Wang, S.-J., Hilgetag, C. C., and Zhou, C. (2011). Sustained activity in hierarchical modular neural networks: self-organized criticality and oscillations. Front. Comput. Neurosci. 5:30. doi: 10.3389/fncom.2011.00030

PubMed Abstract | CrossRef Full Text | Google Scholar

Wang, X. J. (1999). Synaptic basis of cortical persistent activity: the importance of NMDA receptors to working memory. J. Neurosci. 19, 9587–9603.

PubMed Abstract | Google Scholar

Zhang, D., and Raichle, M. E. (2010). Disease and the brain's dark energy. Nat. Rev. Neurol. 6, 15–28. doi: 10.1038/nrneurol.2009.198

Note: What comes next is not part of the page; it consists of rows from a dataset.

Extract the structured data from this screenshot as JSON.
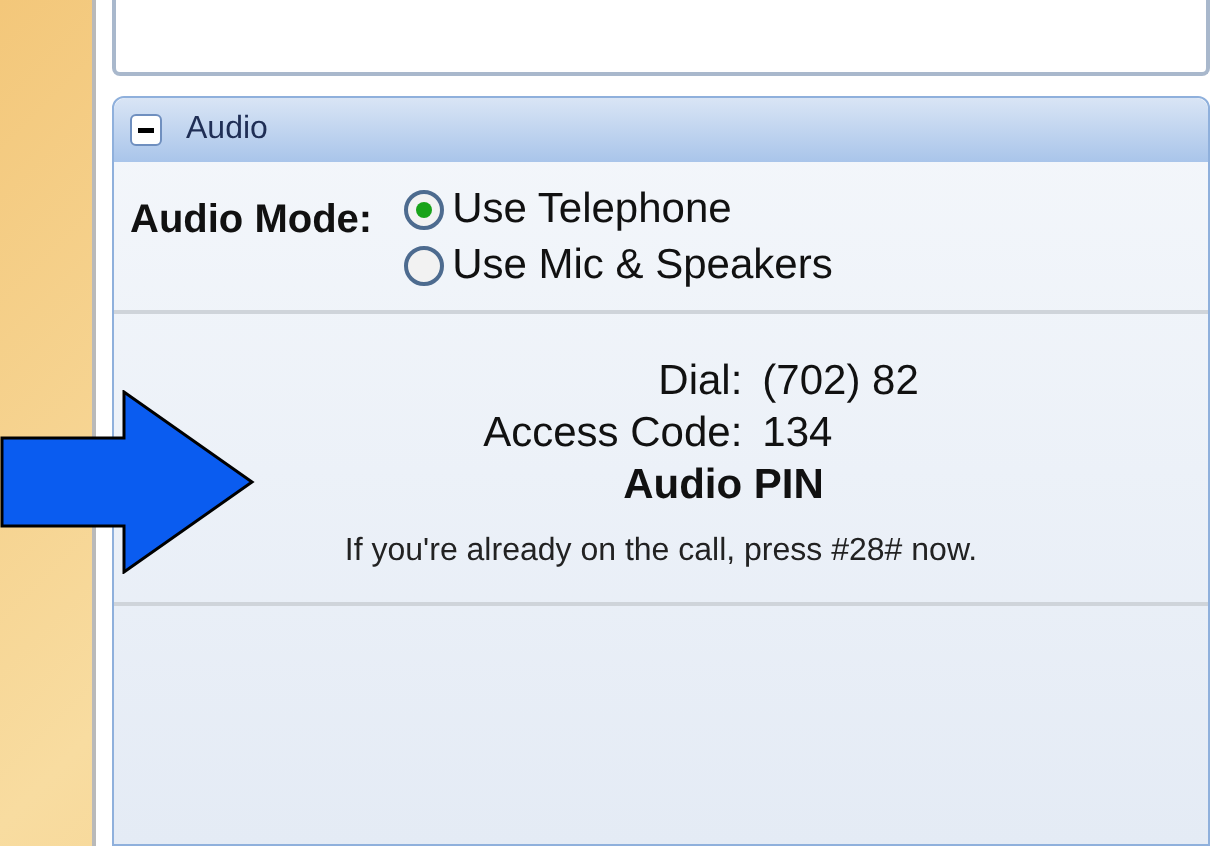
{
  "section": {
    "title": "Audio",
    "expanded": true
  },
  "audio_mode": {
    "label": "Audio Mode:",
    "options": [
      {
        "label": "Use Telephone",
        "selected": true
      },
      {
        "label": "Use Mic & Speakers",
        "selected": false
      }
    ]
  },
  "dial": {
    "label": "Dial:",
    "value": "(702) 82"
  },
  "access_code": {
    "label": "Access Code:",
    "value": "134"
  },
  "audio_pin": {
    "label": "Audio PIN"
  },
  "note": "If you're already on the call, press #28# now."
}
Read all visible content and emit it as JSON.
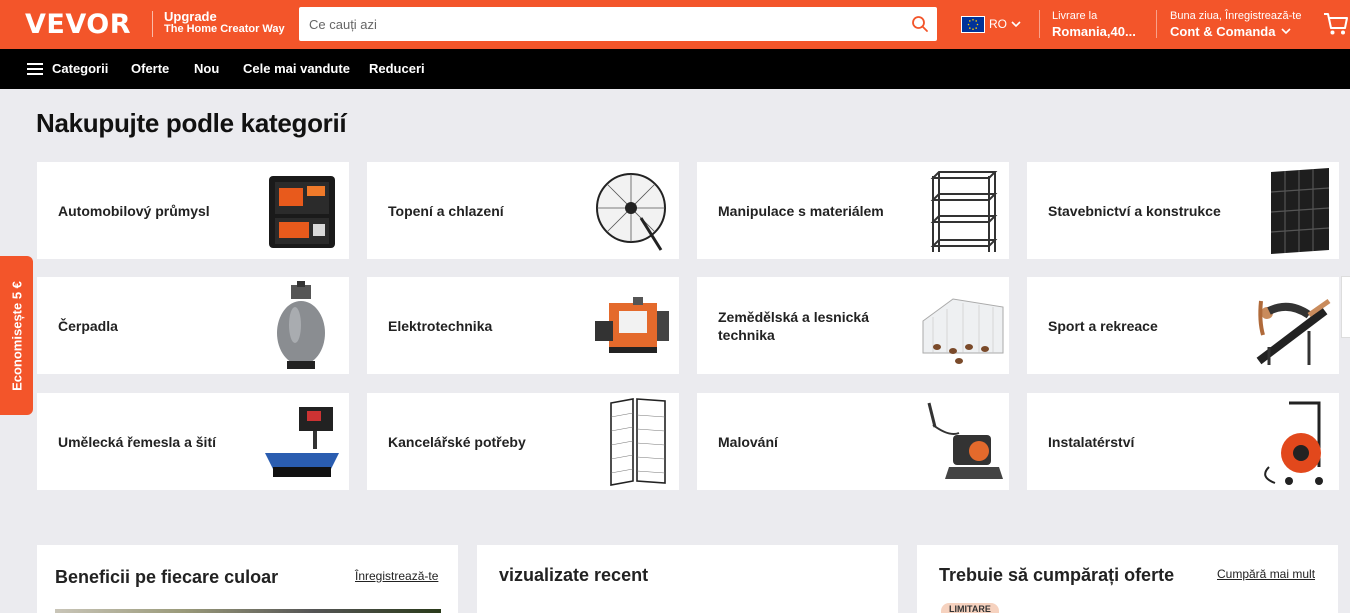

PubMed Abstract | CrossRef Full Text | Google Scholar

Keywords: thalamocortical matrix, autonomous metastable dynamics, cortical segregation, default mode network, sleep, wakefulness, complexity, spiking networks

Citation: Stratton P and Wiles J (2015) Global segregation of cortical activity and metastable dynamics. Front. Syst. Neurosci. 9:119. doi: 10.3389/fnsys.2015.00119

Received: 20 March 2015; Accepted: 07 August 2015;
Published: 25 August 2015.

Edited by:

Emili Balaguer-Ballester, Bournemouth University, UK;
Bernstein Center for Computational Neuroscience Heidelberg/Mannheim, Germany

Reviewed by:

Joachim Hass, Central Institute for Mental Health, Germany
Loreen Hertäg, Bernstein Center for Computational Neuroscience Heidelberg-Mannheim, Germany

Copyright © 2015 Stratton and Wiles. This is an open-access article distributed under the terms of the Creative Commons Attribution License (CC BY). The use, distribution or reproduction in other forums is permitted, provided the original author(s) or licensor are credited and that the original publication in this journal is cited, in accordance with accepted academic practice. No use, distribution or reproduction is permitted which does not comply with these terms.

*Correspondence: Peter Stratton, Queensland Brain Institute, The University of Queensland, QBI Building (#79), St Lucia, QLD 4072, Australia, p.stratton1@uq.edu.au